▶ _DATASET ENTRIES_
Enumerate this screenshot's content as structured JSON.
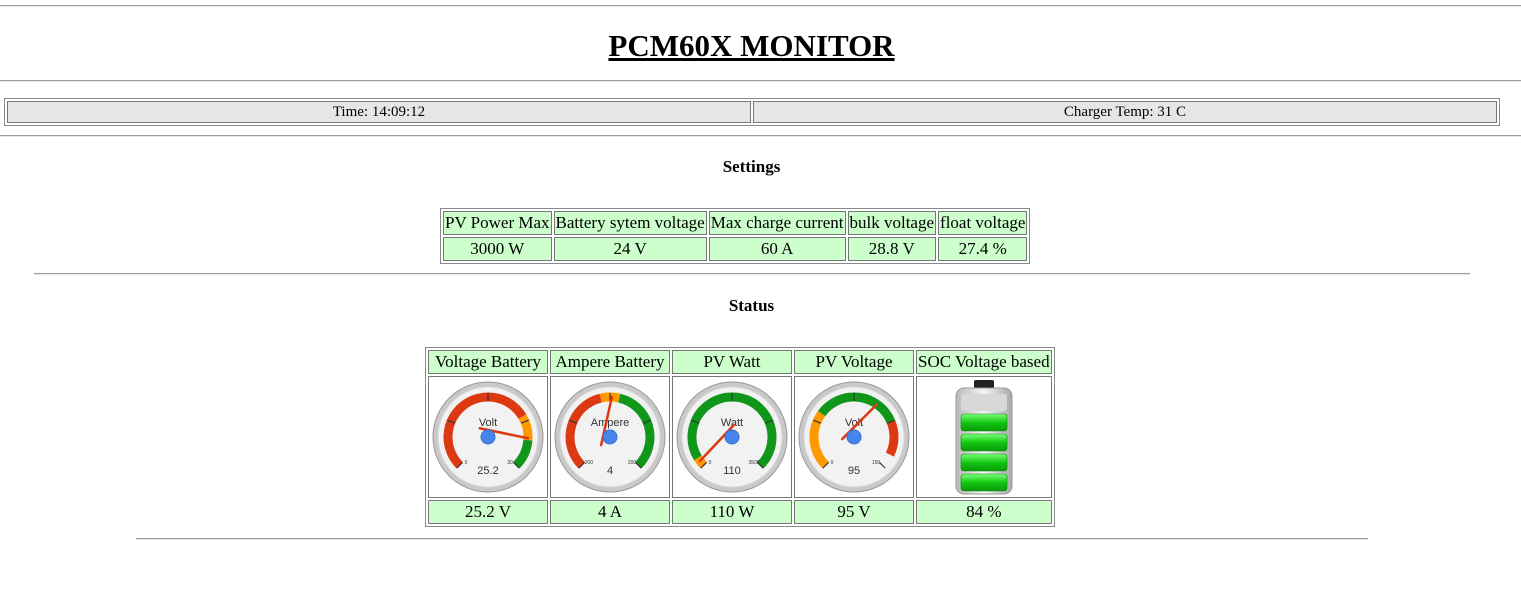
{
  "title": "PCM60X MONITOR",
  "topbar": {
    "time": "Time: 14:09:12",
    "temp": "Charger Temp: 31 C"
  },
  "settings": {
    "heading": "Settings",
    "headers": [
      "PV Power Max",
      "Battery sytem voltage",
      "Max charge current",
      "bulk voltage",
      "float voltage"
    ],
    "values": [
      "3000 W",
      "24 V",
      "60 A",
      "28.8 V",
      "27.4 %"
    ]
  },
  "status": {
    "heading": "Status",
    "headers": [
      "Voltage Battery",
      "Ampere Battery",
      "PV Watt",
      "PV Voltage",
      "SOC Voltage based"
    ],
    "values": [
      "25.2 V",
      "4 A",
      "110 W",
      "95 V",
      "84 %"
    ],
    "gauges": [
      {
        "unit": "Volt",
        "min": "0",
        "max": "30",
        "value": "25.2",
        "fraction": 0.84
      },
      {
        "unit": "Ampere",
        "min": "-200",
        "max": "200",
        "value": "4",
        "fraction": 0.51
      },
      {
        "unit": "Watt",
        "min": "0",
        "max": "3500",
        "value": "110",
        "fraction": 0.03
      },
      {
        "unit": "Volt",
        "min": "0",
        "max": "150",
        "value": "95",
        "fraction": 0.63
      }
    ],
    "battery_level": 0.84
  },
  "colors": {
    "cell_green": "#ccffcc",
    "gauge_red": "#dc3912",
    "gauge_orange": "#ff9900",
    "gauge_green": "#109618",
    "needle": "#dc3912",
    "hub": "#4684ee"
  }
}
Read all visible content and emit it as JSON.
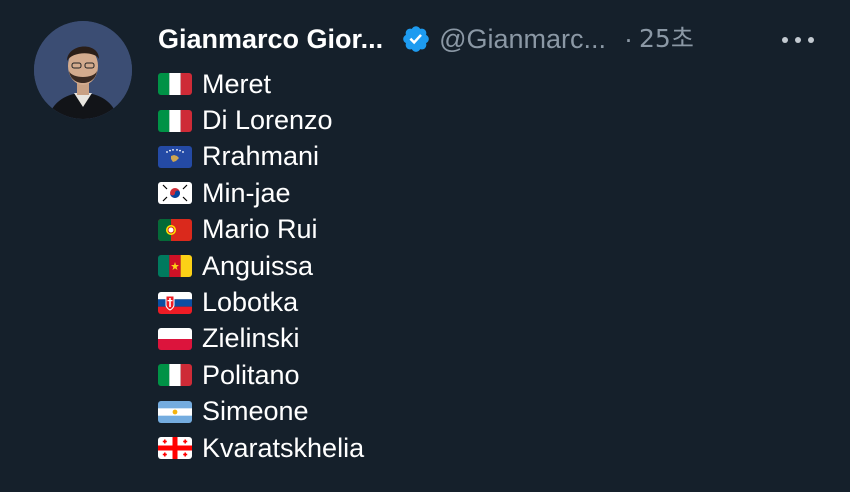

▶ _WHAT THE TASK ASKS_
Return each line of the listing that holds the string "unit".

▶ _SOLUTION_
        "unit": "Volt",
        "unit": "Ampere",
        "unit": "Watt",
        "unit": "Volt",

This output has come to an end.